What New York City Can Teach Us About Health Care
New York is now, as it has been since the 1850s, a multicultural city, a global city, and the archetypal city for our nation and world. Indeed, New York City is a laboratory for exploring human potential, and its history demonstrates that the more varied the cultures, the more exciting and successful the outcome.

And just as New York's diversity lures people with its vitality and the promise of a better life, so will a more diverse workforce strengthen our nation's healthcare system, making it more relevant and responsive to the needs of society.

Strengthening Dentistry Through Diversity: The Path Forward

If we accept the idea that diversity is essential to dentistry's ability to thrive, the question becomes: What must we do to achieve it? To find the answer, let's look at diversity in dental education.

Figure I shows the trend in the percentage of underrepresented minorities in US dental schools. The percentage of underrepresented minority students increased slightly from almost 10 percent in 1984 to almost 12 percent in 2007.

But these percentages are misleading. Two dental schools, Howard University and Meharry Medical College, account for a large percentage of African-American dental students. If these two schools are omitted, only 9.6 percent of dental students in majority schools are from underrepresented minority populations.

Because of changes taking place in the larger environment, dental schools face a number of challenges in recruiting more underrepresented minority students. First, underrepresented minority recruitment programs are relatively expensive, and most dental schools are experiencing significant reductions in federal and state funds. To make up for these losses, most schools have raised tuition, leading to large increases in student debt and, in turn, to fewer students from lower-income families.

Second, the number and quality of applicants has increased substantially in the past 20 years, making it much more competitive to get into dental school; and third, most schools have relatively few underrepresented minority students or faculty and may not have a supportive internal environment for students of color.

To meet these challenges, dental schools need to have a clear mission statement that values diversity; formalizes a commitment to recruit minority students and faculty; and pledges to establish and support effective core recruitment programs.
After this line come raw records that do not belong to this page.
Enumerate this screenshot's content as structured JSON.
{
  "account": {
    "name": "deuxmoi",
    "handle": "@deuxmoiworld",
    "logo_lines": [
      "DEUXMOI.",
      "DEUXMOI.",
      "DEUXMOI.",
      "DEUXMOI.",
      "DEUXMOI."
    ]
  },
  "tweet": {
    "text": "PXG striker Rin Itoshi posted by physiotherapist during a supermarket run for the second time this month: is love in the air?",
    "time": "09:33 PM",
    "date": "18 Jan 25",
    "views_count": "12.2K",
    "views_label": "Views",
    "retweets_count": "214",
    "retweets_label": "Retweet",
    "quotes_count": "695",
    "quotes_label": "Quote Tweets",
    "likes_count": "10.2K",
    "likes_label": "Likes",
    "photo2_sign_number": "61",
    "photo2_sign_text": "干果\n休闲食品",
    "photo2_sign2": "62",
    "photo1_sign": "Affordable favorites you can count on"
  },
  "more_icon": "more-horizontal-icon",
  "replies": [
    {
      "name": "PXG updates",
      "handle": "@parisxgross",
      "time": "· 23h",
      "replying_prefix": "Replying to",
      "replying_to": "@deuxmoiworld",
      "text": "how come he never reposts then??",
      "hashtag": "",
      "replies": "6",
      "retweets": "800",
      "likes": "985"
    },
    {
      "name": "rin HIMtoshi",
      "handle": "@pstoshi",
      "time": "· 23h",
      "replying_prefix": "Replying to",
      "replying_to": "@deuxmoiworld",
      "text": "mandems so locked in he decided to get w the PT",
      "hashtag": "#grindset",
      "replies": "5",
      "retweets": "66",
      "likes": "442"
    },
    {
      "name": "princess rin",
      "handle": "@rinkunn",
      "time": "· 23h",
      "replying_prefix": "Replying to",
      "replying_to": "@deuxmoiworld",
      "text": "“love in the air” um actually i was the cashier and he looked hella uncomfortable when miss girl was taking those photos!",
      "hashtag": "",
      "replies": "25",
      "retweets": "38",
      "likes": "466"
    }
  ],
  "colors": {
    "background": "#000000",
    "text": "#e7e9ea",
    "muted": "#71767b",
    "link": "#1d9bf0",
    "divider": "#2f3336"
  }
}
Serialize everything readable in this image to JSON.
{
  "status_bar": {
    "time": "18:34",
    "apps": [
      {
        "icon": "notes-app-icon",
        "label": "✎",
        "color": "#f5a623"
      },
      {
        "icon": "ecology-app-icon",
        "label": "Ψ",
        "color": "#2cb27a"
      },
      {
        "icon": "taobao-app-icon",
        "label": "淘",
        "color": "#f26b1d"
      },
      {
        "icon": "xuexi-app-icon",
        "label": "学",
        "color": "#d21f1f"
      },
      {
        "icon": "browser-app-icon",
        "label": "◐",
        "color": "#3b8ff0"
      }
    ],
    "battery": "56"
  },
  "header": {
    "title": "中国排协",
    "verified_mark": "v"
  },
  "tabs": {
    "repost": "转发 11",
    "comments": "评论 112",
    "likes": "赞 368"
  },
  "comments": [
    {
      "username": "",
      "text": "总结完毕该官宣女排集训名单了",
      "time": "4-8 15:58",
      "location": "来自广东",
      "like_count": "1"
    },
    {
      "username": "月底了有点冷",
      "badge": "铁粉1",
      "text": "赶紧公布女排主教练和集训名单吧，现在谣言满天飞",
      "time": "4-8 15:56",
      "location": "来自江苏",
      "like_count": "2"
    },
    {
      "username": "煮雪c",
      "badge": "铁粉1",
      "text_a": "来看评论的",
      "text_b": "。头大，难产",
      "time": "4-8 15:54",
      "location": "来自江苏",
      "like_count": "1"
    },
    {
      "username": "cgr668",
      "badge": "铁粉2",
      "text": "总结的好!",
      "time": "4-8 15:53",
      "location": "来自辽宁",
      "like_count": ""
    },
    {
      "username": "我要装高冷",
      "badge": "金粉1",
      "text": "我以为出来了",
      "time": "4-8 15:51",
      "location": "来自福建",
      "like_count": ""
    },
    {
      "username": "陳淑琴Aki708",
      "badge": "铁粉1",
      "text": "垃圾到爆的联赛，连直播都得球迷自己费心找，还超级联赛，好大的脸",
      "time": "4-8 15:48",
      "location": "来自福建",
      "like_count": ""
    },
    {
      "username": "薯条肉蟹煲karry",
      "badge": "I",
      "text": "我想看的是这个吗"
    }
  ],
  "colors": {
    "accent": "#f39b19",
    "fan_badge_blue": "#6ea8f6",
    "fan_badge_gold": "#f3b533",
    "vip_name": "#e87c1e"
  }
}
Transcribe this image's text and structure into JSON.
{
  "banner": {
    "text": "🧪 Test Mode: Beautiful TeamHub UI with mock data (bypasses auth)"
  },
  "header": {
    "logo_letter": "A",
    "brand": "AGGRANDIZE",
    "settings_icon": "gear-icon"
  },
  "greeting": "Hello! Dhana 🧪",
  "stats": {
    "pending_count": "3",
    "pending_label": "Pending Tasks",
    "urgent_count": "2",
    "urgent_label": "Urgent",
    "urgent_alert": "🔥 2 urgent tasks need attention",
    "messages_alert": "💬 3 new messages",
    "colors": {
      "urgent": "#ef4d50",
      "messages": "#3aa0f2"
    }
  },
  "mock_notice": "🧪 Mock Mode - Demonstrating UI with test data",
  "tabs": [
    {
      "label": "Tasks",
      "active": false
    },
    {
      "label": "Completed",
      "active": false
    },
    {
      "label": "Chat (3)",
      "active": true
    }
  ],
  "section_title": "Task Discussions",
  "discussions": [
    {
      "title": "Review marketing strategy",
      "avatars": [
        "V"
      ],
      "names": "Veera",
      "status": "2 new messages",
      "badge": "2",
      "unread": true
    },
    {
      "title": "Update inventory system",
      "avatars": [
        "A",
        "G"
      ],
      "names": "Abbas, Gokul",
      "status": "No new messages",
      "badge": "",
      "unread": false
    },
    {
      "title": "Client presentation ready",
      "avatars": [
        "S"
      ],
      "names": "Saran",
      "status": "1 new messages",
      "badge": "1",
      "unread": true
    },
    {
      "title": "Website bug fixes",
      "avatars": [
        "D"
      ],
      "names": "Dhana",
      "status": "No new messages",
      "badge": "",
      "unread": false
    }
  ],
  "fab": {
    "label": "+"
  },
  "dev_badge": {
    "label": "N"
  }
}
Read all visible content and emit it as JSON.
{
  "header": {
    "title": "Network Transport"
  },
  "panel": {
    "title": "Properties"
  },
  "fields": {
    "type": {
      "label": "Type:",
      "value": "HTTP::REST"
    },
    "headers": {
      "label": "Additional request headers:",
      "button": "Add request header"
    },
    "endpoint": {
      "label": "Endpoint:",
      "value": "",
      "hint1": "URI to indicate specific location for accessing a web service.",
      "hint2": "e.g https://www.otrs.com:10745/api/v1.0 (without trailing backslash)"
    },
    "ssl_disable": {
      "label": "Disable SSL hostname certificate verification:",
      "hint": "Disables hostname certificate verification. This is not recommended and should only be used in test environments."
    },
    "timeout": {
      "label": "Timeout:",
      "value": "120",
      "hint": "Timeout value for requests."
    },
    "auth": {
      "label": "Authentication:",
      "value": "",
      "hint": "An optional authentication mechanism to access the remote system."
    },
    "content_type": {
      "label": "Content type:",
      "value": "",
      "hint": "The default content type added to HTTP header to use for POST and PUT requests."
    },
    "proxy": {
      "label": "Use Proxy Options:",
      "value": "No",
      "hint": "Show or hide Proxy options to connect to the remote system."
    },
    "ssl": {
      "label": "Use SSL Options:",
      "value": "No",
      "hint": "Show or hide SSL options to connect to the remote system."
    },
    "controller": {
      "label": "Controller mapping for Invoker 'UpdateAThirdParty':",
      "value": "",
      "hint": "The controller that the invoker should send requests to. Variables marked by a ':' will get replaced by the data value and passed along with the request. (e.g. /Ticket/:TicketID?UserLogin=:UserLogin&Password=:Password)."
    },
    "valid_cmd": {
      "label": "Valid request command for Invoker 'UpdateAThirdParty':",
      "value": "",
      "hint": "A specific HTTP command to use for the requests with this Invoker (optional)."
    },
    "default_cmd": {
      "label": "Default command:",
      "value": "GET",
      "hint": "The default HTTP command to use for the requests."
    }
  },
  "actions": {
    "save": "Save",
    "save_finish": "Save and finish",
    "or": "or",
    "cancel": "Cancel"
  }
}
In terms of specific schools, Baylor University School of Dentistry has done an outstanding job in recruiting minority students. Close to 40 percent of Baylor's entering class is made up of minority students. Other dental schools with exemplary minority recruitment records include the University of Michigan, University of Illinois-Chicago, the University of California at Los Angeles, and New York University. The records of these schools demonstrate that successful underrepresented minority recruitment programs require administrative leadership, supportive faculty, adequate resources, and effective management of core recruitment programs.

Although progress toward increasing diversity in dentistry has been slow, there is now a national effort underway to create a more diverse pool of applicants and dental school students. Importantly, this effort has the full support of the dental academic and practice communities. Moreover, America has never been more diverse, vibrant, and well positioned to take on this challenge. For all these reasons, I think it is fair to say that the prospects for a profession that looks increasingly like America have never been better.